Task instructions →
Copy all the entries below exactly, but not the pictures.

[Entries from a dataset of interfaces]
*****

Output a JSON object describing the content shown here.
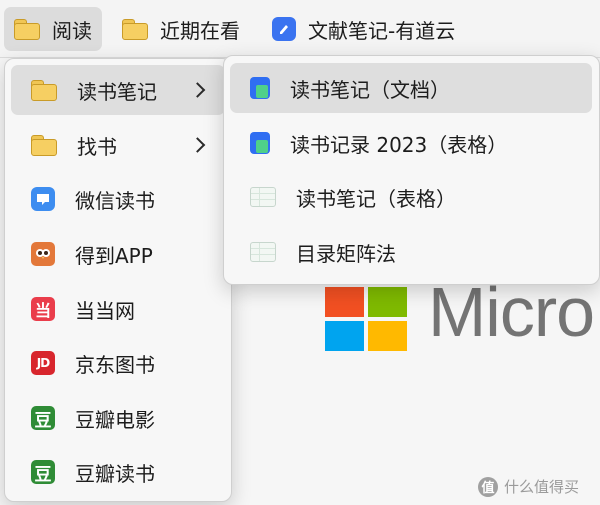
{
  "bookmark_bar": {
    "items": [
      {
        "label": "阅读",
        "icon": "folder-icon",
        "active": true
      },
      {
        "label": "近期在看",
        "icon": "folder-icon"
      },
      {
        "label": "文献笔记-有道云",
        "icon": "youdao-note-icon"
      }
    ]
  },
  "main_menu": {
    "items": [
      {
        "label": "读书笔记",
        "icon": "folder-icon",
        "submenu": true,
        "highlighted": true
      },
      {
        "label": "找书",
        "icon": "folder-icon",
        "submenu": true
      },
      {
        "label": "微信读书",
        "icon": "wechat-reading-icon"
      },
      {
        "label": "得到APP",
        "icon": "dedao-owl-icon"
      },
      {
        "label": "当当网",
        "icon": "dangdang-icon",
        "glyph": "当"
      },
      {
        "label": "京东图书",
        "icon": "jd-icon",
        "glyph": "JD"
      },
      {
        "label": "豆瓣电影",
        "icon": "douban-icon",
        "glyph": "豆"
      },
      {
        "label": "豆瓣读书",
        "icon": "douban-icon",
        "glyph": "豆"
      }
    ]
  },
  "submenu": {
    "items": [
      {
        "label": "读书笔记（文档）",
        "icon": "doc-icon",
        "highlighted": true
      },
      {
        "label": "读书记录 2023（表格）",
        "icon": "doc-icon"
      },
      {
        "label": "读书笔记（表格）",
        "icon": "sheet-icon"
      },
      {
        "label": "目录矩阵法",
        "icon": "sheet-icon"
      }
    ]
  },
  "background": {
    "logo_text": "Micro",
    "logo_colors": [
      "#f25022",
      "#7fba00",
      "#00a4ef",
      "#ffb900"
    ]
  },
  "watermark": {
    "glyph": "值",
    "text": "什么值得买"
  }
}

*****

Result for this exercise →
Output a JSON object describing the content shown here.
{
  "bookmark_bar": {
    "items": [
      {
        "label": "阅读",
        "icon": "folder-icon",
        "active": true
      },
      {
        "label": "近期在看",
        "icon": "folder-icon"
      },
      {
        "label": "文献笔记-有道云",
        "icon": "youdao-note-icon"
      }
    ]
  },
  "main_menu": {
    "items": [
      {
        "label": "读书笔记",
        "icon": "folder-icon",
        "submenu": true,
        "highlighted": true
      },
      {
        "label": "找书",
        "icon": "folder-icon",
        "submenu": true
      },
      {
        "label": "微信读书",
        "icon": "wechat-reading-icon"
      },
      {
        "label": "得到APP",
        "icon": "dedao-owl-icon"
      },
      {
        "label": "当当网",
        "icon": "dangdang-icon",
        "glyph": "当"
      },
      {
        "label": "京东图书",
        "icon": "jd-icon",
        "glyph": "JD"
      },
      {
        "label": "豆瓣电影",
        "icon": "douban-icon",
        "glyph": "豆"
      },
      {
        "label": "豆瓣读书",
        "icon": "douban-icon",
        "glyph": "豆"
      }
    ]
  },
  "submenu": {
    "items": [
      {
        "label": "读书笔记（文档）",
        "icon": "doc-icon",
        "highlighted": true
      },
      {
        "label": "读书记录 2023（表格）",
        "icon": "doc-icon"
      },
      {
        "label": "读书笔记（表格）",
        "icon": "sheet-icon"
      },
      {
        "label": "目录矩阵法",
        "icon": "sheet-icon"
      }
    ]
  },
  "background": {
    "logo_text": "Micro",
    "logo_colors": [
      "#f25022",
      "#7fba00",
      "#00a4ef",
      "#ffb900"
    ]
  },
  "watermark": {
    "glyph": "值",
    "text": "什么值得买"
  }
}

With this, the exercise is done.